**WHAT TO WORK ON:** Pick every line with "this" from the material below.

**DATA:**
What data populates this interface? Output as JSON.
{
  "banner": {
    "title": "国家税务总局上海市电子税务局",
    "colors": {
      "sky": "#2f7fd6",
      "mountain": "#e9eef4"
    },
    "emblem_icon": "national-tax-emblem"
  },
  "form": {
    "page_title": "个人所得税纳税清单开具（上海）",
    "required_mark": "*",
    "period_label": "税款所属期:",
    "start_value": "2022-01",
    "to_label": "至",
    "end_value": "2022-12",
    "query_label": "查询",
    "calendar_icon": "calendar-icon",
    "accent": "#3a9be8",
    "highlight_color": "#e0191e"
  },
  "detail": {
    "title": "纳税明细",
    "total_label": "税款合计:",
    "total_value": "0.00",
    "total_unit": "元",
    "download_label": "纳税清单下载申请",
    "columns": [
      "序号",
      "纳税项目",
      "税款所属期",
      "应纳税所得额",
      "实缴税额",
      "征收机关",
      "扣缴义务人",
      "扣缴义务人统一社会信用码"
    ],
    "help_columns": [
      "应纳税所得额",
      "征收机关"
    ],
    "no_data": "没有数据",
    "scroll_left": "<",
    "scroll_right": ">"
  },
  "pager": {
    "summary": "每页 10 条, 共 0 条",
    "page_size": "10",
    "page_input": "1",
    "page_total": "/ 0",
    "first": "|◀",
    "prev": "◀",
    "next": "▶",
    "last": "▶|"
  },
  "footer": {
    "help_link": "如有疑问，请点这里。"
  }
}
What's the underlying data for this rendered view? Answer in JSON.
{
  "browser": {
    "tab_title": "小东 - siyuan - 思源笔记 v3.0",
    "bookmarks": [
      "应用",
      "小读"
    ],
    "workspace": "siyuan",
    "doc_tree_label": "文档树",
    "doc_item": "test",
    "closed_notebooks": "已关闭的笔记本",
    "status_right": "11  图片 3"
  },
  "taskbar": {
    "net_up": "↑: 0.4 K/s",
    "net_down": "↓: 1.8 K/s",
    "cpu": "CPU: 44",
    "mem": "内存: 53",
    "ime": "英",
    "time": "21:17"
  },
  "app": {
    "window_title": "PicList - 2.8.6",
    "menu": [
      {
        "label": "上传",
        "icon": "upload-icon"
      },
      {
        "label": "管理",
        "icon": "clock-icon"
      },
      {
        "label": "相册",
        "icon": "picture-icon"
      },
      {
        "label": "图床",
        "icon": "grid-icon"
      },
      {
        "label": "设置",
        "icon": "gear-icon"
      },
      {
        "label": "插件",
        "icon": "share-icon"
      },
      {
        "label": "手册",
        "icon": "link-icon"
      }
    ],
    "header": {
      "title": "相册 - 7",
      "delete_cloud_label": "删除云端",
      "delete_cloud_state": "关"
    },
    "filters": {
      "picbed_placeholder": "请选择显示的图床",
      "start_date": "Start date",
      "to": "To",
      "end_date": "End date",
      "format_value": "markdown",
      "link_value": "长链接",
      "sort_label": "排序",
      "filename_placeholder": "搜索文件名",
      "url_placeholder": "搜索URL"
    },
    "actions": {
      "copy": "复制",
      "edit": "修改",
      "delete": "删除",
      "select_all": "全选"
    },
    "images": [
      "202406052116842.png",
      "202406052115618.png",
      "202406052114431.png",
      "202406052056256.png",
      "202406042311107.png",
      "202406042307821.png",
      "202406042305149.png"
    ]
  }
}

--

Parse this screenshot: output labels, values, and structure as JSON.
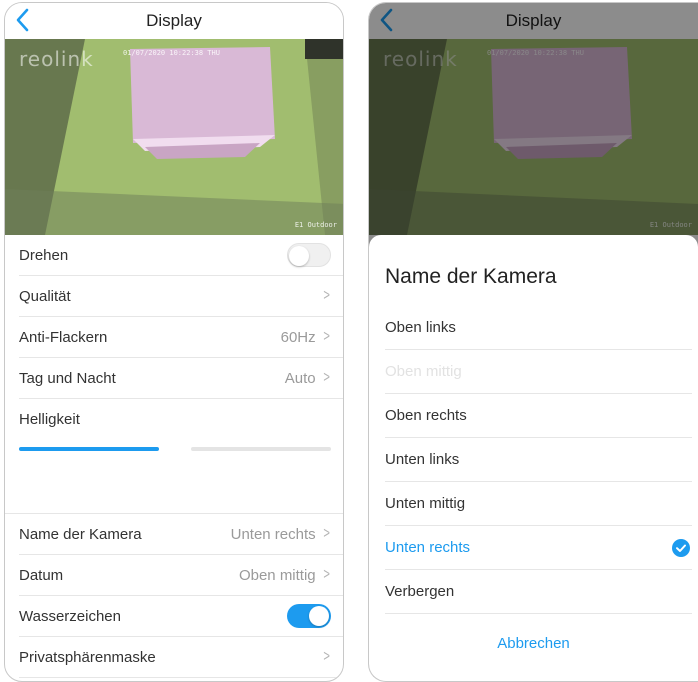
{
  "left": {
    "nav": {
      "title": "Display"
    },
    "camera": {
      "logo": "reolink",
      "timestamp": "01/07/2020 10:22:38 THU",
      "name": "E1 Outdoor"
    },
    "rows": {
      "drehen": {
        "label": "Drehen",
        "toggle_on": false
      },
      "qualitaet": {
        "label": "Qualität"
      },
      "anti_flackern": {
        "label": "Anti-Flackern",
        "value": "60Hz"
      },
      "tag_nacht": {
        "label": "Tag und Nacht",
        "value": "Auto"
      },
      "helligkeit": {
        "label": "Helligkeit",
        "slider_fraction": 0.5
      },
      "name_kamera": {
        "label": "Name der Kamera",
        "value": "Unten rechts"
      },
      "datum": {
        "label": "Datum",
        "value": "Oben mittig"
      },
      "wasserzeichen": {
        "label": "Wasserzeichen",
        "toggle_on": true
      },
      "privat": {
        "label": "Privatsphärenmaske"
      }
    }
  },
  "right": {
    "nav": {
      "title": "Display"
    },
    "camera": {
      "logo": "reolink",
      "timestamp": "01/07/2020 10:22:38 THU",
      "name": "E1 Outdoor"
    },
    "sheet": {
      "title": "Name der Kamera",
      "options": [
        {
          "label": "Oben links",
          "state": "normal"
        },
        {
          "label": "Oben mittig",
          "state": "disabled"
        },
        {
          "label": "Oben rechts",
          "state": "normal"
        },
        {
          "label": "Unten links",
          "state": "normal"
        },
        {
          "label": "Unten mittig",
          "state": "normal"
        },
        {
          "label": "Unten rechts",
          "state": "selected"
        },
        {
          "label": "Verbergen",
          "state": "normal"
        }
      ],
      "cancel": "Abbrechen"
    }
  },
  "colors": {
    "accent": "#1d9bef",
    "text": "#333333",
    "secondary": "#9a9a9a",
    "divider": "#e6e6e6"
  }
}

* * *

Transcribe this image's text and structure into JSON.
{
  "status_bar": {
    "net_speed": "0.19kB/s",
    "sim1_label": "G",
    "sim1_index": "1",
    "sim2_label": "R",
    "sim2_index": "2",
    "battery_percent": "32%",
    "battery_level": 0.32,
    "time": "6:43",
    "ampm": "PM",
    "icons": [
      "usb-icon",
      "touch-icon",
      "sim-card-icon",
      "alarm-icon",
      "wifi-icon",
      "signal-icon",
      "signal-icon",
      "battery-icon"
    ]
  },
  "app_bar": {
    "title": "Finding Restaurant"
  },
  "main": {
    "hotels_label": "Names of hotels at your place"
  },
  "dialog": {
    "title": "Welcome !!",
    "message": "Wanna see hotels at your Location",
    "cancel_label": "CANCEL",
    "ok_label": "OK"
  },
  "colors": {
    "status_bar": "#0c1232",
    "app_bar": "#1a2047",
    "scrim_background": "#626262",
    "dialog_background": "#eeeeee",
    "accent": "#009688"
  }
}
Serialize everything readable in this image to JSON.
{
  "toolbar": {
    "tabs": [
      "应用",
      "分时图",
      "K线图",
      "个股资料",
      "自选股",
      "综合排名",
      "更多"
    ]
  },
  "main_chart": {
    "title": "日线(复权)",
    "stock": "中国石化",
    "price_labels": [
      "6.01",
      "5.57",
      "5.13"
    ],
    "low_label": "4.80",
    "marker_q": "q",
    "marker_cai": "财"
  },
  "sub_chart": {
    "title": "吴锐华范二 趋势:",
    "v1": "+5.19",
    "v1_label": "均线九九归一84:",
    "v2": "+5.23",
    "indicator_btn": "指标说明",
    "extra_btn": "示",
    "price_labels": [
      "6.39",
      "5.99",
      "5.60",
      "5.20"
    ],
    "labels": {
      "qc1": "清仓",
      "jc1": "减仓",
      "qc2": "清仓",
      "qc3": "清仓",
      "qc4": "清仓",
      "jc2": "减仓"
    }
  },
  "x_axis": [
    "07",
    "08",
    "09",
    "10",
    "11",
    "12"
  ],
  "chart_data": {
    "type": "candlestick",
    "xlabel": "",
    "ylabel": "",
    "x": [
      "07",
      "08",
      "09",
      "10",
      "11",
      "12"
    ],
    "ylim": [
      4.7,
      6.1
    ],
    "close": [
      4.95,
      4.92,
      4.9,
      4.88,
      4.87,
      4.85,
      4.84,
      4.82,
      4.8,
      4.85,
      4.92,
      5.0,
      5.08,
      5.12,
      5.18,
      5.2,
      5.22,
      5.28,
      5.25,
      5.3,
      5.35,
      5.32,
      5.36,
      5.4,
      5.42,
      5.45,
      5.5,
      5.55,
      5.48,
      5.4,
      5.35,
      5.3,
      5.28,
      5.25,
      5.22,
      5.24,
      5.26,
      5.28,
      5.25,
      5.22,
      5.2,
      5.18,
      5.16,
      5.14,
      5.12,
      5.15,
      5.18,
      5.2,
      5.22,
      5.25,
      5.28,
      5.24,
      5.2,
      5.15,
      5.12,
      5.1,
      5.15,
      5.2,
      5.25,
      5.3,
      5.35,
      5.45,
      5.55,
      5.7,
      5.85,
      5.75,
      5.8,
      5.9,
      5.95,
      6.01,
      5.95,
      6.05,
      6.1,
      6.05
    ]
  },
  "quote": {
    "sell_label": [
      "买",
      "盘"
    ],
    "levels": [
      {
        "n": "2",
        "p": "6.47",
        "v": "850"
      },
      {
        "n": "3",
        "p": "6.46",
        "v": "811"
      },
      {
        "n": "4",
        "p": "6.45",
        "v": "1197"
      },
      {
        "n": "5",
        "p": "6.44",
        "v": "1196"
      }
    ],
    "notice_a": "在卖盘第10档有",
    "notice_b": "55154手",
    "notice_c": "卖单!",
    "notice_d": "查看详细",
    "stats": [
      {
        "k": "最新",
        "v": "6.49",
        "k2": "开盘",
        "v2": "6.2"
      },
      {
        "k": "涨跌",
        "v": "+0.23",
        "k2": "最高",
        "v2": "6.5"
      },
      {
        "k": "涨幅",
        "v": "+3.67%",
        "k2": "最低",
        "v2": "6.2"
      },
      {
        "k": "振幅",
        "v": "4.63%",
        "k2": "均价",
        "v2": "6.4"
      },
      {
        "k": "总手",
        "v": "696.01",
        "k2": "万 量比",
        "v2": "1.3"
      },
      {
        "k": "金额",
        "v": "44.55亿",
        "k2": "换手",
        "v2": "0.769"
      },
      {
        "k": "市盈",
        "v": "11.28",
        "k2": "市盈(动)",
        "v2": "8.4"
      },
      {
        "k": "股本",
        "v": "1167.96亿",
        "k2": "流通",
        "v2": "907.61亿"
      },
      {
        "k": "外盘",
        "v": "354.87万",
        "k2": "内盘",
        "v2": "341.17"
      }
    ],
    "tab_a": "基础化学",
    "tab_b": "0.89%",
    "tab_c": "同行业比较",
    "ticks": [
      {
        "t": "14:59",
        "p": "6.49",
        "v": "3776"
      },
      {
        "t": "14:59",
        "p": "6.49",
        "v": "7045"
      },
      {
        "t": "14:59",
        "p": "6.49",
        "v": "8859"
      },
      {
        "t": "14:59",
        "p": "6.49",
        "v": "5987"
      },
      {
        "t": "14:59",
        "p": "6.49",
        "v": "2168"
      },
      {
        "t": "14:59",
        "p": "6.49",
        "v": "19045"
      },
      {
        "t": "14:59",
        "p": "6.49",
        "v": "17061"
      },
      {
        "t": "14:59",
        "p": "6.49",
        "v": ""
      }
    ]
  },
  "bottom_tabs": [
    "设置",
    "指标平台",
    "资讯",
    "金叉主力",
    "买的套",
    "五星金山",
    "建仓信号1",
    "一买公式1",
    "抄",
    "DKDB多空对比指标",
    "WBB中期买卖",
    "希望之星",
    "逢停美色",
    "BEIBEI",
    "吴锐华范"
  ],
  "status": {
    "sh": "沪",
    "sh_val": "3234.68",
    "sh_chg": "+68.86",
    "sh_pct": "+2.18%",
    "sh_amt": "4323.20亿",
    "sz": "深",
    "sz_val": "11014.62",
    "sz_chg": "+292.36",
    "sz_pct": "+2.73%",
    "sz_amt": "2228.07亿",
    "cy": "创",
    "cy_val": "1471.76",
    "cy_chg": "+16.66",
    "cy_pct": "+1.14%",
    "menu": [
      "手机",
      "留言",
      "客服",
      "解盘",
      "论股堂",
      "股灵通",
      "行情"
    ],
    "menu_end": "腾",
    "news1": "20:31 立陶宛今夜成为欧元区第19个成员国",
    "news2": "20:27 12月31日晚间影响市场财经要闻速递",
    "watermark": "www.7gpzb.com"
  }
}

**REPLY TO THE EXERCISE:**
What data populates this interface? Output as JSON.
What's the underlying data for this rendered view? Answer in JSON.
Parse this screenshot: output labels, values, and structure as JSON.
Transcribe this image's text and structure into JSON.
Serialize everything readable in this image to JSON.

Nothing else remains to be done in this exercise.